Erika Gifford, The University of Findlay
As a new scholar in the field of rhetoric and composition, there were a number of new terms included in this book that were easy enough on their own, but difficult when introduced all at once in a complex argument designed to further the definitions of those words. I would recommend readers have a background in assemblage and/or new materialist rhetoric (NMR) to help keep track of how she hopes craft can change them. If that is not available, keeping careful track of definitions as they are introduced, and intentional reading was helpful for me. The message of this book is certainly worth the effort I put in to understand it.
This book may be useful for people who are doing research on rhetoric and material objects. Since reading Making Matters, I have begun a primary source research project at a museum in my area looking at the rhetoric of cookbooks. While I ended up going with another theoretical framework, my new background in NMR was helpful in beginning to peel back the layers of influence on the cookbooks I was working with. Gruwell’s work reminded me to look for intra-actions, for non-human influences, and to study how the materiality of the object contributes to its message.
I think the biggest application of this text comes with AI writing. While written before programs like ChatGPT were released and made popular, this book can provide a basis from which to create a framework for dealing with those non-human, material actors people now compose with.

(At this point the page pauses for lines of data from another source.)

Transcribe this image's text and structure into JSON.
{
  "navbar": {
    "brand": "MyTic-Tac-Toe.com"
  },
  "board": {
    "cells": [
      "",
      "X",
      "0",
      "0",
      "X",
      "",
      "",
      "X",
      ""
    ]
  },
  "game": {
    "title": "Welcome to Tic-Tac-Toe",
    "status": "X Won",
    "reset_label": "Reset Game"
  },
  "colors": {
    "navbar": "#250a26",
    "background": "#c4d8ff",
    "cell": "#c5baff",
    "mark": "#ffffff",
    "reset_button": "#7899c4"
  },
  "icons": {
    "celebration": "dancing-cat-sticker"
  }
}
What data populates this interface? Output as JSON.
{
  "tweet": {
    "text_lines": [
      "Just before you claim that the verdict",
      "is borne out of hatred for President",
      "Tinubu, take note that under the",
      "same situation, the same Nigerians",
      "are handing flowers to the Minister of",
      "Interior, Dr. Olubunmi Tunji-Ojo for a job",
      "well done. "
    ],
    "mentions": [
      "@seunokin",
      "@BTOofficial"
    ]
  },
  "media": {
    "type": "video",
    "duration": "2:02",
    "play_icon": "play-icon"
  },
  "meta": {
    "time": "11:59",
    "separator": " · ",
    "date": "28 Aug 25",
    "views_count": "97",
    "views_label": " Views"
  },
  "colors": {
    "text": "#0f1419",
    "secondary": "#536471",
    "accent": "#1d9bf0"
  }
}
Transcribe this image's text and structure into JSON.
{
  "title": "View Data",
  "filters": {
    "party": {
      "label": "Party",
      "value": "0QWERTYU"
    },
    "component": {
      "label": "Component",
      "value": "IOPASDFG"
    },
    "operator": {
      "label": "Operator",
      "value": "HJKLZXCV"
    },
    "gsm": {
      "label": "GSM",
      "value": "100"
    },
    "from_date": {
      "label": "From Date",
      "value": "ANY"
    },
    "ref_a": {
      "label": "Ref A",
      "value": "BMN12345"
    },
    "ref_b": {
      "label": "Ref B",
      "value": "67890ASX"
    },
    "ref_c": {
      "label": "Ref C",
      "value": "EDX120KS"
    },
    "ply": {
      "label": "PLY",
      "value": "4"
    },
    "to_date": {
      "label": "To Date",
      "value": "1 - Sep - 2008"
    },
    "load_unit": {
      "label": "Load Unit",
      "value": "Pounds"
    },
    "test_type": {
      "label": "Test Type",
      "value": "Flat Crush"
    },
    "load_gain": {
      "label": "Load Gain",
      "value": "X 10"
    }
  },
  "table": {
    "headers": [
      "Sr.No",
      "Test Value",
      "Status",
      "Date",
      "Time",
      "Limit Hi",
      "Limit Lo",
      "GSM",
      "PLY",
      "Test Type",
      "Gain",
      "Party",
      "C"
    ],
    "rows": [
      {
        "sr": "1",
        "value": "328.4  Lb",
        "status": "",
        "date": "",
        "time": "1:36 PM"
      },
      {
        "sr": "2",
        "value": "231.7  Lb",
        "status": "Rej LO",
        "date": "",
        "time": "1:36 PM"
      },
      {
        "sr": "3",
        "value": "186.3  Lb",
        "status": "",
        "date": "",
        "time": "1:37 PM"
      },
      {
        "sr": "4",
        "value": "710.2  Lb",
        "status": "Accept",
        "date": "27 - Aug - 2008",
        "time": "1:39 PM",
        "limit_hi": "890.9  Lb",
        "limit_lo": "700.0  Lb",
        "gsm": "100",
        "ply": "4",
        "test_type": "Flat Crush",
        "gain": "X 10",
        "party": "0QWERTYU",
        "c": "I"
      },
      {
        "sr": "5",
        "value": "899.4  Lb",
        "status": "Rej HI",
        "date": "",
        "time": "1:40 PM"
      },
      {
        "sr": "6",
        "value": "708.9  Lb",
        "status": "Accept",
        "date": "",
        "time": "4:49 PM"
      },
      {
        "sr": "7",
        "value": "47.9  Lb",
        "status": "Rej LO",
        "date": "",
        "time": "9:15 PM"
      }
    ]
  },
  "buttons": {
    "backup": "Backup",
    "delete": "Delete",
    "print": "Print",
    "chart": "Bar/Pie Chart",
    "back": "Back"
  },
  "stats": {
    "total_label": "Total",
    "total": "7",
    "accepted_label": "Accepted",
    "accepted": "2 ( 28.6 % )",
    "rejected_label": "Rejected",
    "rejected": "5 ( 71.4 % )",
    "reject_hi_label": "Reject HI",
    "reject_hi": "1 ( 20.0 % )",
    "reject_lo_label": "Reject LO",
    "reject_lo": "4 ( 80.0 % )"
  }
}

Specifically as a teacher of first year composition, this book has helped me address proper citation ethics is I push students to question who is being left out of a conversation when a chatbot generates text, and provided a theory on which to form a response when students turn in AI generated material as their own work withought proper citations of the tools that got them there.
This application goes hand in hand with my call for further research: ChatGPT is in some ways just the newest material actor joining the scene of hundreds of other influences to our writing, but it certainly has opened people’s eyes to the intra-actions between non-humans, material objects, and the writer. While this book can begin to address AI in a way that seems ahead of its time, the conversation is moving quickly, and this book’s argument may lose poignancy if it does not jump on the kiros (which Gruwell defines as an opportune time) our discipline currently faces.